Unfortunately the ideas being touted at the moment are not well chosen to do this. The TUC, for example, has called for a higher National Living Wage for all workers however young and inexperienced, pay increases across the public sector, a ban on zero-hours contracts and all outsourcing, plus subsidies to new, unspecified, green businesses and higher out-of-work benefits. Apart from the budgetary costs of these proposals (most of which were TUC policy long before Covid-19 was heard of), they would be a clear deterrent to private sector businesses wishing to take on extra staff.
The TUC has also called for a tripartite National Recovery Council, a distant echo of the National Economic Development Council talking shop scrapped under John Major. This proposal aims to give unions a say – possibly a veto – on new employment and other economic policies.
The Resolution Foundation is a left-leaning think tank which often talks a fair amount of sense, but its latest proposals for a “new settlement” for the low-paid echo many of the TUC’s proposals. They are subject to the same flaws. There is the same pressure for a higher National Living Wage, restrictions on zero-hours contracts which would effectively end them, new employment rights such as earlier protection under unfair dismissal laws and the right to request longer hours. Unions should be given the right to enter workplaces to recruit members. And, just as the TUC wants to revive tripartite discussions at the national level, the Resolution Foundation wants, bizarrely, to revive an even older idea by instituting “21st century wage boards” to set pay and conditions in low-paid industries. This would be a throwback to Winston Churchill’s pre-WW1 Trade Boards, which (under their later title of Wages Councils) at one time covered 3 million workers. When the last of these boards (the Agricultural Wages Board) was put to sleep a few years ago, it was still holding elaborate regular meetings between unions, government and employers which ended in setting the minimum hourly pay for agricultural workers at just 2p above the National Minimum Wage.
The TUC and the Resolution Foundation have produced wish lists with appeal to union activists and to progressives ensconced in comfortable public sector jobs. However, as a way of reviving employment they are complete non-starters.
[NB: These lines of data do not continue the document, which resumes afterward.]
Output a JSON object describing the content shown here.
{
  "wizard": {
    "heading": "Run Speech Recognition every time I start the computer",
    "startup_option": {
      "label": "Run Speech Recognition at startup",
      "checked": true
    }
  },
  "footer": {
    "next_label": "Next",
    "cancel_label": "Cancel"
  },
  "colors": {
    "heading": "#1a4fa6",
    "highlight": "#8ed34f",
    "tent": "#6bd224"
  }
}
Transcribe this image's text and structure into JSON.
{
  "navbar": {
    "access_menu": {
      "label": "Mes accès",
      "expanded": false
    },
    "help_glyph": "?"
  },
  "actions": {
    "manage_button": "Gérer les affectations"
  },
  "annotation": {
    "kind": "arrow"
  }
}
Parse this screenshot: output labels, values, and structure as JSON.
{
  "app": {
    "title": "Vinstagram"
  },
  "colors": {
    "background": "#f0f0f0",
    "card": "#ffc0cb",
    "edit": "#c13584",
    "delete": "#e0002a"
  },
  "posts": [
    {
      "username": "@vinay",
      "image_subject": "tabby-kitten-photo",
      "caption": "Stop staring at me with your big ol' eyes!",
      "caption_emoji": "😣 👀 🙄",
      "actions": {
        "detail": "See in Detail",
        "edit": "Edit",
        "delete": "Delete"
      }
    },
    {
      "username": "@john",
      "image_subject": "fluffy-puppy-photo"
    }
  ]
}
Private sector employers, particularly small and medium sized businesses, already face a costly and distorting web of employment mandates. It is to their credit that, until the pandemic, they were nevertheless generating new jobs in large numbers – unlike their even more highly regulated counterparts in continental Europe. In the desperate labour market situation we face at the end of lockdown, they need far less regulation, not more.
The government has recognised that regulation in some areas needs to be reduced. We have seen liberalisation over Sunday opening, about takeaway food, about delivery hours and hours which construction sites can operate. There are proposals to facilitate changes in the use of high street buildings. But these are baby steps. And nothing of significance has been proposed for employment regulation at all.
The only noteworthy employment proposal we have seen from the government is the Prime Minister’s off-the-cuff plan to provide an “apprenticeship guarantee” to all young workers. Mr Johnson apparently had an epiphany when meeting some Clydeside apprentices on the election trail last year and now – like many politicians before him – is an enthusiast for apprenticeships.
Governments have tried for at least forty years to boost apprenticeships. For example the Cameron government was determined, after a range of scandals which saw apprenticeship “providers” taking government money to award worthless qualifications, to improve matters.
But its planned apprentice levy, operationalised under Mrs May, has turned out to be a farce, with numbers of apprenticeships having actually fallen, few of them pitched above the most basic level, and many businesses unable to access levy funds for more appropriate training schemes.
The only way governments can ever “guarantee” apprenticeships is to pay businesses to take on subsidised workers who are awarded low-level qualifications by outside bodies with little close involvement with employers. Except in some limited areas, the new skill needs of the 21st century are changing far too rapidly to be set out in formal qualifications determined by industry training bodies (in reality usually superannuated consultants).
Government-initiated apprenticeship schemes are yet another example of governments believing that they are the solution rather than the problem. If the UK labour market is to recover quickly it will be through employers being free to make their own choices about training and recruitment, relieved of the most irksome forms of job-destroying employment regulation – not by the government telling or bribing them to take on apprentices.
For example, we need the government to simplify the minimum wage system and scrap the commitment to the National Living Wage reaching two-thirds of median hourly earnings by 2024. We need to reduce the scope of occupational regulation, which now excludes workers unnecessarily from many jobs. We should modify the rules on working hours and on use of agency workers, and look again at the requirement for auto enrolment in pension schemes. In view of the recent problems with unions slowing the path out of lockdown, we should perhaps re-examine industrial relations legislation.
These and other measures need careful consideration. But, facing unemployment heading to 10% or more, our direction should be clear. We must reduce restrictions on employment rather than add to them. The private sector can lift us out of recession, as it has done before, if we have confidence in enterprise rather than the belief that only deeper involvement by the government can save us.
The implications of the pandemic for the labour market are examined in more detail in Rebooting Britain: How the UK economy can recover from coronavirus.